- WHAT NEEDS TO BE DONE
Please return the records below exactly as they appear, leaving every picture out.

---- RECORDS PROVIDED

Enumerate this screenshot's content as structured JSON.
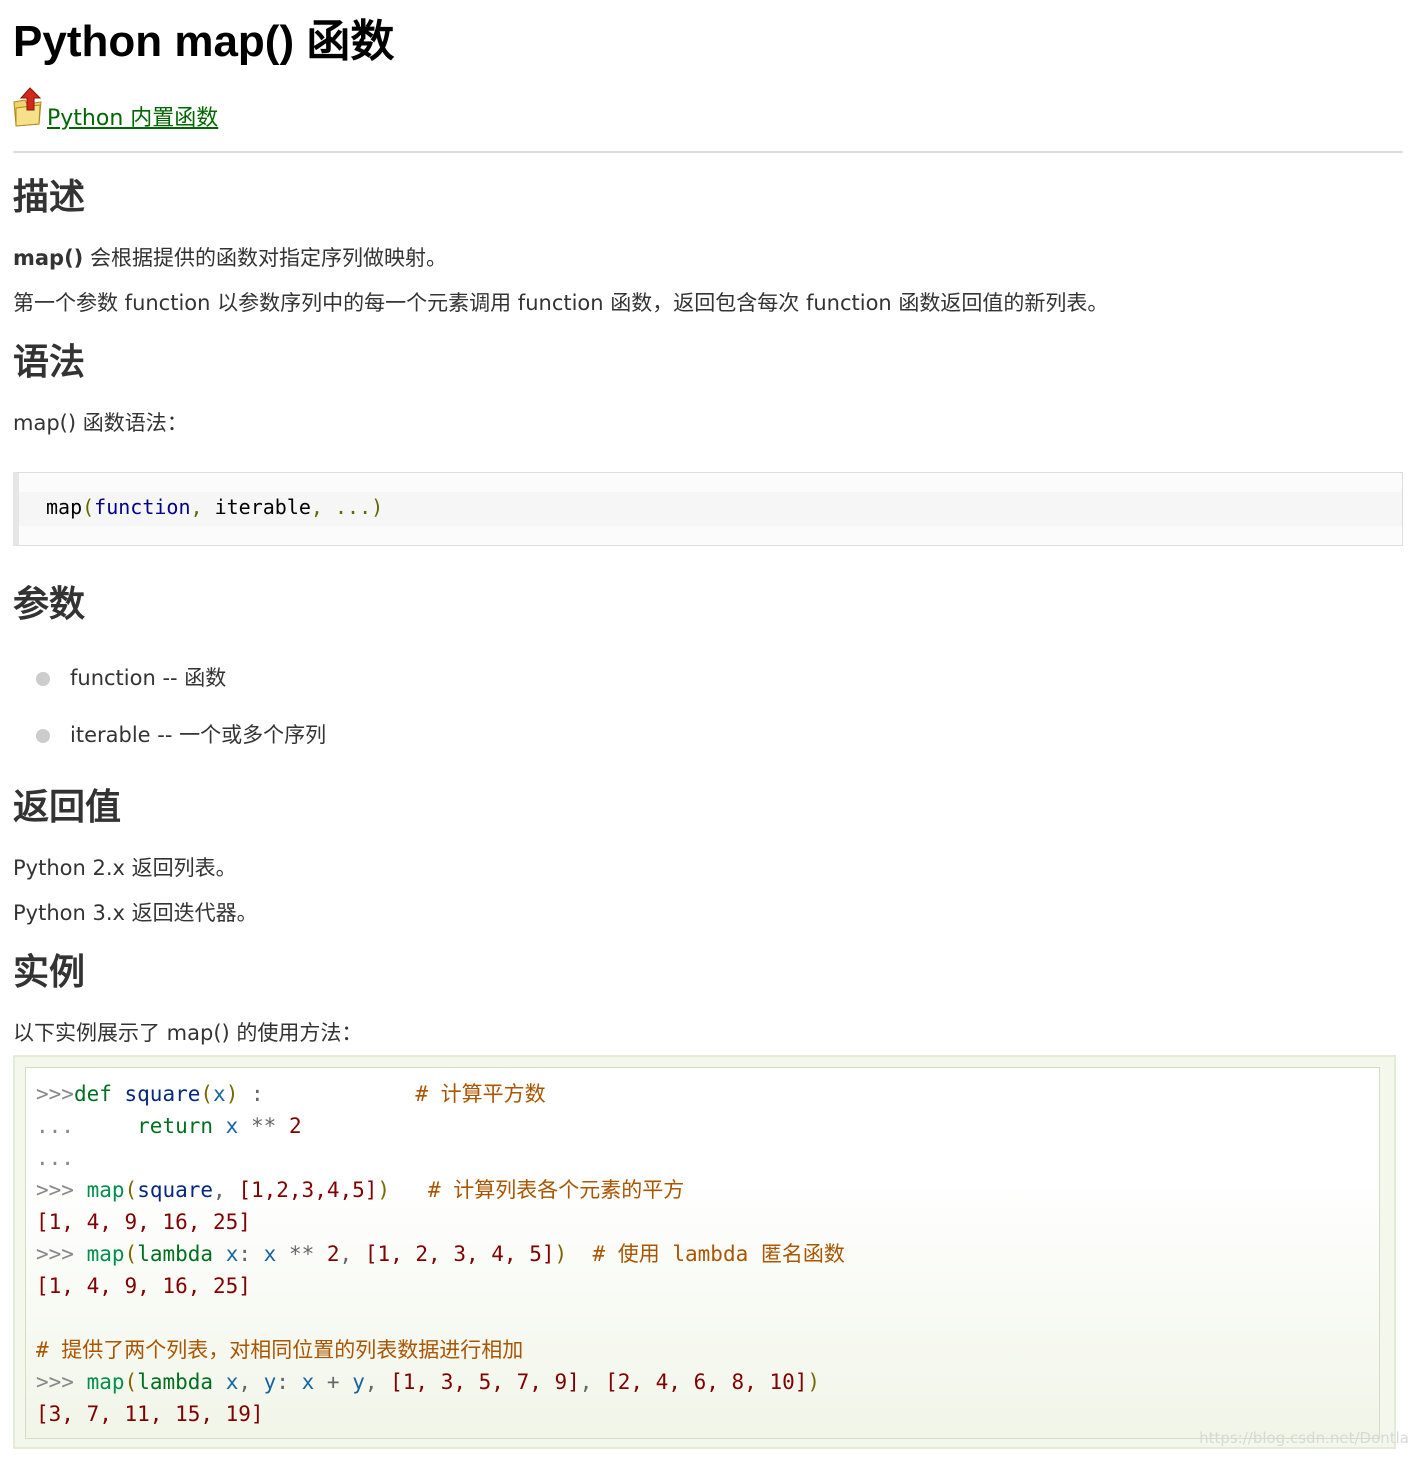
{
  "title": "Python map() 函数",
  "back_link": "Python 内置函数",
  "sections": {
    "desc_title": "描述",
    "desc_bold": "map()",
    "desc_line1_rest": " 会根据提供的函数对指定序列做映射。",
    "desc_line2": "第一个参数 function 以参数序列中的每一个元素调用 function 函数，返回包含每次 function 函数返回值的新列表。",
    "syntax_title": "语法",
    "syntax_intro": "map() 函数语法：",
    "syntax_code": {
      "name": "map",
      "open": "(",
      "arg1": "function",
      "sep1": ", ",
      "arg2": "iterable",
      "sep2": ", ",
      "rest": "...)"
    },
    "params_title": "参数",
    "params": [
      "function -- 函数",
      "iterable -- 一个或多个序列"
    ],
    "return_title": "返回值",
    "return_py2": "Python 2.x 返回列表。",
    "return_py3": "Python 3.x 返回迭代器。",
    "example_title": "实例",
    "example_intro": "以下实例展示了 map() 的使用方法："
  },
  "example_code": {
    "l1_prompt": ">>>",
    "l1_def": "def",
    "l1_name": " square",
    "l1_paren_open": "(",
    "l1_arg": "x",
    "l1_paren_close": ")",
    "l1_colon": " :",
    "l1_comment": "# 计算平方数",
    "l2_prompt": "...",
    "l2_return": "return",
    "l2_x": "x",
    "l2_op": "**",
    "l2_num": "2",
    "l3_prompt": "...",
    "l4_prompt": ">>>",
    "l4_map": "map",
    "l4_open": "(",
    "l4_arg": "square",
    "l4_sep": ", ",
    "l4_list": "[1,2,3,4,5]",
    "l4_close": ")",
    "l4_comment": "# 计算列表各个元素的平方",
    "l5_out": "[1, 4, 9, 16, 25]",
    "l6_prompt": ">>>",
    "l6_map": "map",
    "l6_open": "(",
    "l6_lambda": "lambda",
    "l6_x": " x",
    "l6_colon": ":",
    "l6_x2": " x",
    "l6_op": " **",
    "l6_num": " 2",
    "l6_sep": ", ",
    "l6_list": "[1, 2, 3, 4, 5]",
    "l6_close": ")",
    "l6_comment": "# 使用 lambda 匿名函数",
    "l7_out": "[1, 4, 9, 16, 25]",
    "l9_comment": "# 提供了两个列表，对相同位置的列表数据进行相加",
    "l10_prompt": ">>>",
    "l10_map": "map",
    "l10_open": "(",
    "l10_lambda": "lambda",
    "l10_x": " x",
    "l10_comma": ",",
    "l10_y": " y",
    "l10_colon": ":",
    "l10_x2": " x",
    "l10_plus": " +",
    "l10_y2": " y",
    "l10_sep1": ", ",
    "l10_list1": "[1, 3, 5, 7, 9]",
    "l10_sep2": ", ",
    "l10_list2": "[2, 4, 6, 8, 10]",
    "l10_close": ")",
    "l11_out": "[3, 7, 11, 15, 19]"
  },
  "watermark": "https://blog.csdn.net/Dontla",
  "colors": {
    "link": "#006600",
    "keyword": "#007020",
    "number": "#800000",
    "comment": "#aa5500"
  }
}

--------

- RESPONSE TO THE EXERCISE
Enumerate this screenshot's content as structured JSON.
{
  "title": "Python map() 函数",
  "back_link": "Python 内置函数",
  "sections": {
    "desc_title": "描述",
    "desc_bold": "map()",
    "desc_line1_rest": " 会根据提供的函数对指定序列做映射。",
    "desc_line2": "第一个参数 function 以参数序列中的每一个元素调用 function 函数，返回包含每次 function 函数返回值的新列表。",
    "syntax_title": "语法",
    "syntax_intro": "map() 函数语法：",
    "syntax_code": {
      "name": "map",
      "open": "(",
      "arg1": "function",
      "sep1": ", ",
      "arg2": "iterable",
      "sep2": ", ",
      "rest": "...)"
    },
    "params_title": "参数",
    "params": [
      "function -- 函数",
      "iterable -- 一个或多个序列"
    ],
    "return_title": "返回值",
    "return_py2": "Python 2.x 返回列表。",
    "return_py3": "Python 3.x 返回迭代器。",
    "example_title": "实例",
    "example_intro": "以下实例展示了 map() 的使用方法："
  },
  "example_code": {
    "l1_prompt": ">>>",
    "l1_def": "def",
    "l1_name": " square",
    "l1_paren_open": "(",
    "l1_arg": "x",
    "l1_paren_close": ")",
    "l1_colon": " :",
    "l1_comment": "# 计算平方数",
    "l2_prompt": "...",
    "l2_return": "return",
    "l2_x": "x",
    "l2_op": "**",
    "l2_num": "2",
    "l3_prompt": "...",
    "l4_prompt": ">>>",
    "l4_map": "map",
    "l4_open": "(",
    "l4_arg": "square",
    "l4_sep": ", ",
    "l4_list": "[1,2,3,4,5]",
    "l4_close": ")",
    "l4_comment": "# 计算列表各个元素的平方",
    "l5_out": "[1, 4, 9, 16, 25]",
    "l6_prompt": ">>>",
    "l6_map": "map",
    "l6_open": "(",
    "l6_lambda": "lambda",
    "l6_x": " x",
    "l6_colon": ":",
    "l6_x2": " x",
    "l6_op": " **",
    "l6_num": " 2",
    "l6_sep": ", ",
    "l6_list": "[1, 2, 3, 4, 5]",
    "l6_close": ")",
    "l6_comment": "# 使用 lambda 匿名函数",
    "l7_out": "[1, 4, 9, 16, 25]",
    "l9_comment": "# 提供了两个列表，对相同位置的列表数据进行相加",
    "l10_prompt": ">>>",
    "l10_map": "map",
    "l10_open": "(",
    "l10_lambda": "lambda",
    "l10_x": " x",
    "l10_comma": ",",
    "l10_y": " y",
    "l10_colon": ":",
    "l10_x2": " x",
    "l10_plus": " +",
    "l10_y2": " y",
    "l10_sep1": ", ",
    "l10_list1": "[1, 3, 5, 7, 9]",
    "l10_sep2": ", ",
    "l10_list2": "[2, 4, 6, 8, 10]",
    "l10_close": ")",
    "l11_out": "[3, 7, 11, 15, 19]"
  },
  "watermark": "https://blog.csdn.net/Dontla",
  "colors": {
    "link": "#006600",
    "keyword": "#007020",
    "number": "#800000",
    "comment": "#aa5500"
  }
}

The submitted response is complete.